September 24, 2012

Chandra Finds Evidence Milky Way Surrounded By Halo

Lee Rannals for — Your Universe Online

The Milky Way Galaxy is known for its spirals, as well as Earth's home in the cosmos, but now it will also be known as a galaxy that features a halo.

Astronomers using NASA's Chandra X-ray Observatory found evidence that the Milky Way Galaxy is embedded in a halo of hot gas that extends for hundreds of thousands of light years.

Scientists estimated that the mass of the halo found is comparable to the mass of all the stars in the galaxy.

NASA said if the size and mass of this gas halo is confirmed, it could explain the "missing baryon" problem for the galaxy.

Baryons are particles that make up more than 99.9% of the mass of atoms found in the universe. Measurements of extremely distant gas halos and galaxies indicate the baryonic matter present when the universe was just a few billion years old presented about a sixth of the mass and density of the existing dark matter.

About 10 billion years later, a census of the baryons found in stars and gas in our galaxy and nearby galaxies shows at least half the baryons are unaccounted for.

In the latest study, data revealed x-rays from these distant sources are absorbed by oxygen ions in the vicinity of the galaxy. The astronomers determined the temperature of the halo is between 1 million and 2.5 million kelvins, which is a few hundred times hotter than the surface of the sun.

Other studies show that the Milky Way and other galaxies are embedded in warm gas with temperatures between 100,000 and 1 million kelvins.

These studies have indicated the presence of hotter gas with a temperature greater than 1 million kelvins. The latest research provides evidence that the hot gas halo enveloping the Milky Way is more massive than the warm gas halo.

"We know the gas is around the galaxy, and we know how hot it is," Anjali Gupta, lead author of The Astrophysical Journal paper describing the research, said in a statement. "The big question is, how large is the halo, and how massive is it?"

The authors concluded that the mass of the gas is equivalent to the mass in more than 10 billion suns, and may even be as large as 60 billion suns.
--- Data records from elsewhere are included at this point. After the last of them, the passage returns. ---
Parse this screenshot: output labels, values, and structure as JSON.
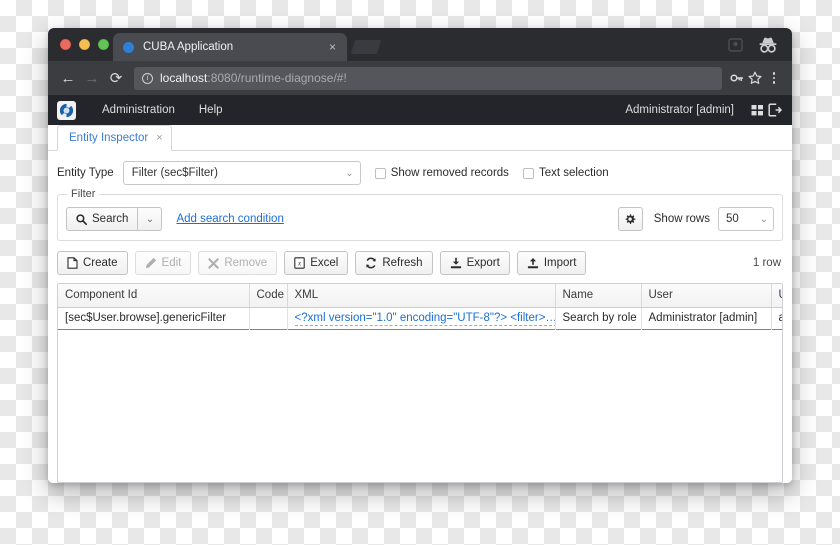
{
  "browser": {
    "tab": {
      "title": "CUBA Application",
      "close_label": "×",
      "favicon": "globe-icon"
    },
    "nav": {
      "back": "←",
      "forward": "→",
      "reload": "⟳"
    },
    "address": {
      "host": "localhost",
      "rest": ":8080/runtime-diagnose/#!",
      "info_icon": "info-icon"
    },
    "omnibox_icons": {
      "key": "🔑",
      "star": "☆"
    },
    "menu_icon": "kebab-menu-icon",
    "incognito_icon": "incognito-icon"
  },
  "app_header": {
    "logo": "cuba-logo-icon",
    "menus": [
      {
        "label": "Administration"
      },
      {
        "label": "Help"
      }
    ],
    "user": "Administrator [admin]",
    "grid_icon": "apps-grid-icon",
    "logout_icon": "logout-icon"
  },
  "app_tabs": [
    {
      "label": "Entity Inspector",
      "close": "×",
      "active": true
    }
  ],
  "entity_row": {
    "label": "Entity Type",
    "select_value": "Filter (sec$Filter)",
    "caret": "⌄",
    "checkboxes": [
      {
        "label": "Show removed records",
        "checked": false
      },
      {
        "label": "Text selection",
        "checked": false
      }
    ]
  },
  "filter_panel": {
    "legend": "Filter",
    "search_label": "Search",
    "search_icon": "magnifier-icon",
    "split_caret": "⌄",
    "add_condition_link": "Add search condition",
    "gear_icon": "gear-icon",
    "show_rows_label": "Show rows",
    "show_rows_value": "50",
    "show_rows_caret": "⌄"
  },
  "toolbar": {
    "buttons": [
      {
        "label": "Create",
        "icon": "file-plus-icon",
        "disabled": false
      },
      {
        "label": "Edit",
        "icon": "pencil-icon",
        "disabled": true
      },
      {
        "label": "Remove",
        "icon": "x-cross-icon",
        "disabled": true
      },
      {
        "label": "Excel",
        "icon": "excel-sheet-icon",
        "disabled": false
      },
      {
        "label": "Refresh",
        "icon": "refresh-icon",
        "disabled": false
      },
      {
        "label": "Export",
        "icon": "download-icon",
        "disabled": false
      },
      {
        "label": "Import",
        "icon": "upload-icon",
        "disabled": false
      }
    ],
    "row_count": "1 row"
  },
  "table": {
    "columns": [
      {
        "key": "component_id",
        "label": "Component Id"
      },
      {
        "key": "code",
        "label": "Code"
      },
      {
        "key": "xml",
        "label": "XML"
      },
      {
        "key": "name",
        "label": "Name"
      },
      {
        "key": "user",
        "label": "User"
      },
      {
        "key": "u_cut",
        "label": "U"
      }
    ],
    "rows": [
      {
        "component_id": "[sec$User.browse].genericFilter",
        "code": "",
        "xml": "<?xml version=\"1.0\" encoding=\"UTF-8\"?> <filter>…",
        "name": "Search by role",
        "user": "Administrator [admin]",
        "u_cut": "a"
      }
    ]
  },
  "colors": {
    "link": "#1a6fd4",
    "tab_active_text": "#3b7dd8",
    "row_highlight_border": "#4a90d9",
    "header_bg": "#23252b",
    "browser_chrome": "#3c3d41"
  }
}
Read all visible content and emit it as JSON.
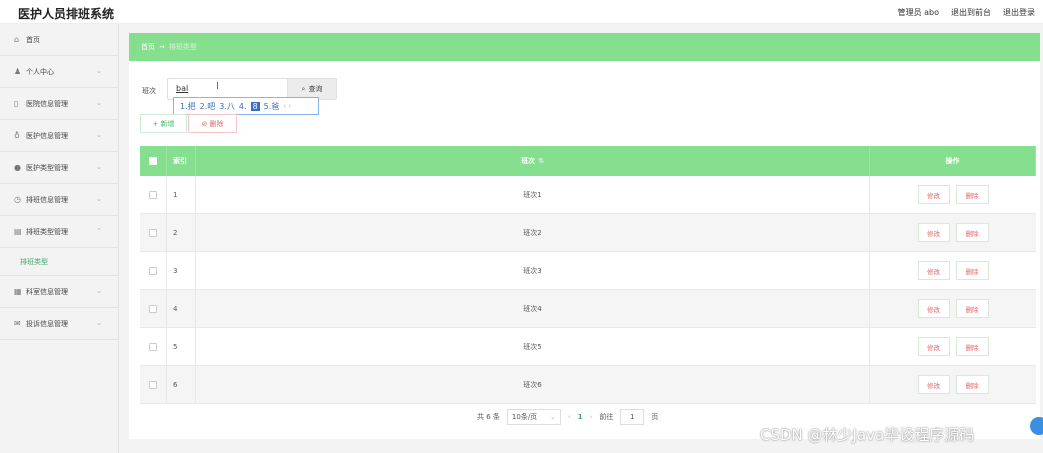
{
  "header": {
    "app_title": "医护人员排班系统",
    "user_label": "管理员 abo",
    "back_to_front": "退出到前台",
    "logout": "退出登录"
  },
  "sidebar": {
    "items": [
      {
        "label": "首页",
        "icon": "home-icon",
        "expanded": false
      },
      {
        "label": "个人中心",
        "icon": "user-icon",
        "expanded": false
      },
      {
        "label": "医院信息管理",
        "icon": "hospital-icon",
        "expanded": false
      },
      {
        "label": "医护信息管理",
        "icon": "stethoscope-icon",
        "expanded": false
      },
      {
        "label": "医护类型管理",
        "icon": "tag-icon",
        "expanded": false
      },
      {
        "label": "排班信息管理",
        "icon": "clock-icon",
        "expanded": false
      },
      {
        "label": "排班类型管理",
        "icon": "calendar-icon",
        "expanded": true
      },
      {
        "label": "科室信息管理",
        "icon": "department-icon",
        "expanded": false
      },
      {
        "label": "投诉信息管理",
        "icon": "mail-icon",
        "expanded": false
      }
    ],
    "sub_active": "排班类型"
  },
  "breadcrumb": {
    "home": "首页",
    "arrow": "→",
    "current": "排班类型"
  },
  "search": {
    "label": "班次",
    "value": "bal",
    "query_label": "查询"
  },
  "ime": {
    "candidates": [
      "1.把",
      "2.吧",
      "3.八",
      "4."
    ],
    "selected": "8",
    "next": "5.爸"
  },
  "actions": {
    "add_label": "+ 新增",
    "delete_label": "删除"
  },
  "table": {
    "headers": {
      "index": "索引",
      "name": "班次",
      "ops": "操作"
    },
    "rows": [
      {
        "index": "1",
        "name": "班次1"
      },
      {
        "index": "2",
        "name": "班次2"
      },
      {
        "index": "3",
        "name": "班次3"
      },
      {
        "index": "4",
        "name": "班次4"
      },
      {
        "index": "5",
        "name": "班次5"
      },
      {
        "index": "6",
        "name": "班次6"
      }
    ],
    "edit_label": "修改",
    "delete_label": "删除"
  },
  "pagination": {
    "total": "共 6 条",
    "page_size": "10条/页",
    "current_page": "1",
    "goto_label": "前往",
    "goto_value": "1",
    "page_suffix": "页"
  },
  "watermark": "CSDN @林少Java毕设程序源码",
  "colors": {
    "accent_green": "#86df8e",
    "danger_red": "#e06666",
    "active_text": "#3aa86b"
  }
}
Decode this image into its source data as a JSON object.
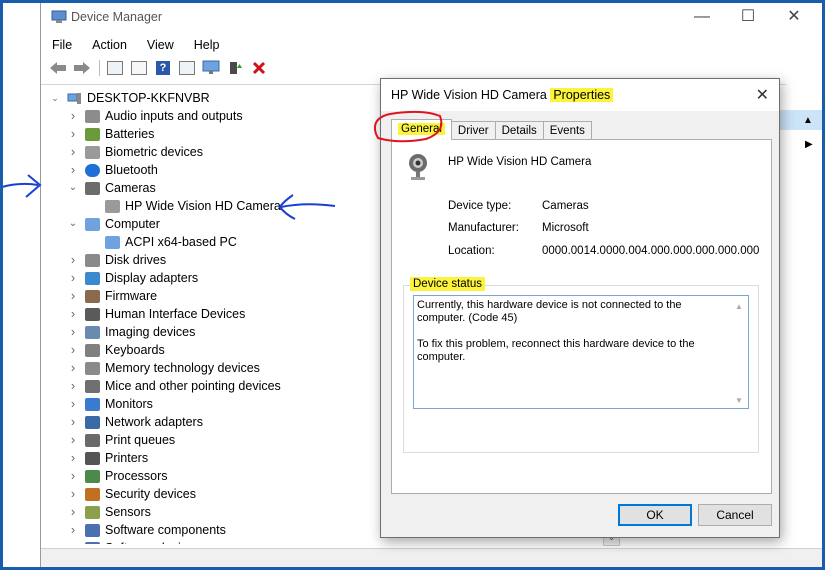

"Our work shows that, for reasonable values of parameters and with reasonable assumptions, the Chandra observations imply a huge reservoir of hot gas around the Milky Way," co-author Smita Mathur of The Ohio State University, said in a statement. "It may extend for a few hundred thousand light-years around the Milky Way or it may extend farther into the surrounding local group of galaxies. Either way, its mass appears to be very large."

The predated mass depends on factors like the amount of oxygen relative to hydrogen.  The estimation represents an important step in solving the case of the missing baryons.

NASA said the team's study helps to provide the best evidence yet that the galaxy's missing baryons have been hiding in the halo of gas.